- _DATA TO USE_
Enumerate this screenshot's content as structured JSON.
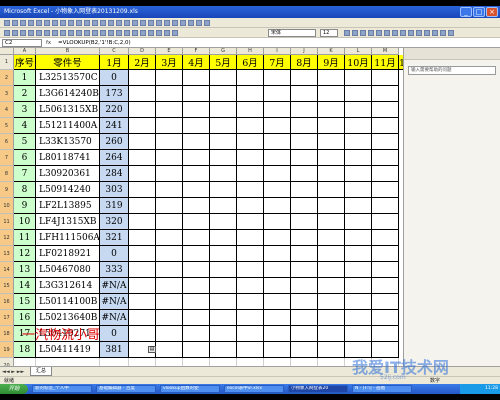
{
  "window": {
    "title": "Microsoft Excel - 小物象入网登表20131209.xls"
  },
  "toolbar": {
    "font_name": "宋体",
    "font_size": "12"
  },
  "formula_bar": {
    "name_box": "C2",
    "fx": "fx",
    "formula": "=VLOOKUP(B2,'1'!B:C,2,0)"
  },
  "task_pane": {
    "search_placeholder": "输入需要帮助的问题"
  },
  "columns": [
    "A",
    "B",
    "C",
    "D",
    "E",
    "F",
    "G",
    "H",
    "I",
    "J",
    "K",
    "L",
    "M"
  ],
  "header": {
    "seq": "序号",
    "part": "零件号",
    "months": [
      "1月",
      "2月",
      "3月",
      "4月",
      "5月",
      "6月",
      "7月",
      "8月",
      "9月",
      "10月",
      "11月",
      "12月"
    ]
  },
  "rows": [
    {
      "seq": "1",
      "part": "L32513570C",
      "jan": "0"
    },
    {
      "seq": "2",
      "part": "L3G614240B",
      "jan": "173"
    },
    {
      "seq": "3",
      "part": "L5061315XB",
      "jan": "220"
    },
    {
      "seq": "4",
      "part": "L51211400A",
      "jan": "241"
    },
    {
      "seq": "5",
      "part": "L33K13570",
      "jan": "260"
    },
    {
      "seq": "6",
      "part": "L80118741",
      "jan": "264"
    },
    {
      "seq": "7",
      "part": "L30920361",
      "jan": "284"
    },
    {
      "seq": "8",
      "part": "L50914240",
      "jan": "303"
    },
    {
      "seq": "9",
      "part": "LF2L13895",
      "jan": "319"
    },
    {
      "seq": "10",
      "part": "LF4J1315XB",
      "jan": "320"
    },
    {
      "seq": "11",
      "part": "LFH111506A",
      "jan": "321"
    },
    {
      "seq": "12",
      "part": "LF0218921",
      "jan": "0"
    },
    {
      "seq": "13",
      "part": "L50467080",
      "jan": "333"
    },
    {
      "seq": "14",
      "part": "L3G312614",
      "jan": "#N/A"
    },
    {
      "seq": "15",
      "part": "L50114100B",
      "jan": "#N/A"
    },
    {
      "seq": "16",
      "part": "L50213640B",
      "jan": "#N/A"
    },
    {
      "seq": "17",
      "part": "L50410271",
      "jan": "0"
    },
    {
      "seq": "18",
      "part": "L50411419",
      "jan": "381"
    }
  ],
  "row_numbers": [
    "1",
    "2",
    "3",
    "4",
    "5",
    "6",
    "7",
    "8",
    "9",
    "10",
    "11",
    "12",
    "13",
    "14",
    "15",
    "16",
    "17",
    "18",
    "19",
    "20",
    "21"
  ],
  "watermark": "一汽物流小哥",
  "sheet": {
    "tab": "汇总"
  },
  "status": {
    "left": "就绪",
    "num": "数字"
  },
  "taskbar": {
    "start": "开始",
    "items": [
      "新的标签_个人中",
      "基础编辑器 - 百度",
      "vlookup函数的使",
      "excel表中vl.xlsx",
      "小物象入网登表20",
      "N - [F:\\] - 画图"
    ],
    "clock": "11:28"
  },
  "logo": {
    "main": "我爱IT技术网",
    "sub": "52ij.com"
  }
}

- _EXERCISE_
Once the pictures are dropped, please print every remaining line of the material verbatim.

- _YOUR SOLUTION_
Enumerate this screenshot's content as structured JSON.
{
  "window": {
    "title": "Microsoft Excel - 小物象入网登表20131209.xls"
  },
  "toolbar": {
    "font_name": "宋体",
    "font_size": "12"
  },
  "formula_bar": {
    "name_box": "C2",
    "fx": "fx",
    "formula": "=VLOOKUP(B2,'1'!B:C,2,0)"
  },
  "task_pane": {
    "search_placeholder": "输入需要帮助的问题"
  },
  "columns": [
    "A",
    "B",
    "C",
    "D",
    "E",
    "F",
    "G",
    "H",
    "I",
    "J",
    "K",
    "L",
    "M"
  ],
  "header": {
    "seq": "序号",
    "part": "零件号",
    "months": [
      "1月",
      "2月",
      "3月",
      "4月",
      "5月",
      "6月",
      "7月",
      "8月",
      "9月",
      "10月",
      "11月",
      "12月"
    ]
  },
  "rows": [
    {
      "seq": "1",
      "part": "L32513570C",
      "jan": "0"
    },
    {
      "seq": "2",
      "part": "L3G614240B",
      "jan": "173"
    },
    {
      "seq": "3",
      "part": "L5061315XB",
      "jan": "220"
    },
    {
      "seq": "4",
      "part": "L51211400A",
      "jan": "241"
    },
    {
      "seq": "5",
      "part": "L33K13570",
      "jan": "260"
    },
    {
      "seq": "6",
      "part": "L80118741",
      "jan": "264"
    },
    {
      "seq": "7",
      "part": "L30920361",
      "jan": "284"
    },
    {
      "seq": "8",
      "part": "L50914240",
      "jan": "303"
    },
    {
      "seq": "9",
      "part": "LF2L13895",
      "jan": "319"
    },
    {
      "seq": "10",
      "part": "LF4J1315XB",
      "jan": "320"
    },
    {
      "seq": "11",
      "part": "LFH111506A",
      "jan": "321"
    },
    {
      "seq": "12",
      "part": "LF0218921",
      "jan": "0"
    },
    {
      "seq": "13",
      "part": "L50467080",
      "jan": "333"
    },
    {
      "seq": "14",
      "part": "L3G312614",
      "jan": "#N/A"
    },
    {
      "seq": "15",
      "part": "L50114100B",
      "jan": "#N/A"
    },
    {
      "seq": "16",
      "part": "L50213640B",
      "jan": "#N/A"
    },
    {
      "seq": "17",
      "part": "L50410271",
      "jan": "0"
    },
    {
      "seq": "18",
      "part": "L50411419",
      "jan": "381"
    }
  ],
  "row_numbers": [
    "1",
    "2",
    "3",
    "4",
    "5",
    "6",
    "7",
    "8",
    "9",
    "10",
    "11",
    "12",
    "13",
    "14",
    "15",
    "16",
    "17",
    "18",
    "19",
    "20",
    "21"
  ],
  "watermark": "一汽物流小哥",
  "sheet": {
    "tab": "汇总"
  },
  "status": {
    "left": "就绪",
    "num": "数字"
  },
  "taskbar": {
    "start": "开始",
    "items": [
      "新的标签_个人中",
      "基础编辑器 - 百度",
      "vlookup函数的使",
      "excel表中vl.xlsx",
      "小物象入网登表20",
      "N - [F:\\] - 画图"
    ],
    "clock": "11:28"
  },
  "logo": {
    "main": "我爱IT技术网",
    "sub": "52ij.com"
  }
}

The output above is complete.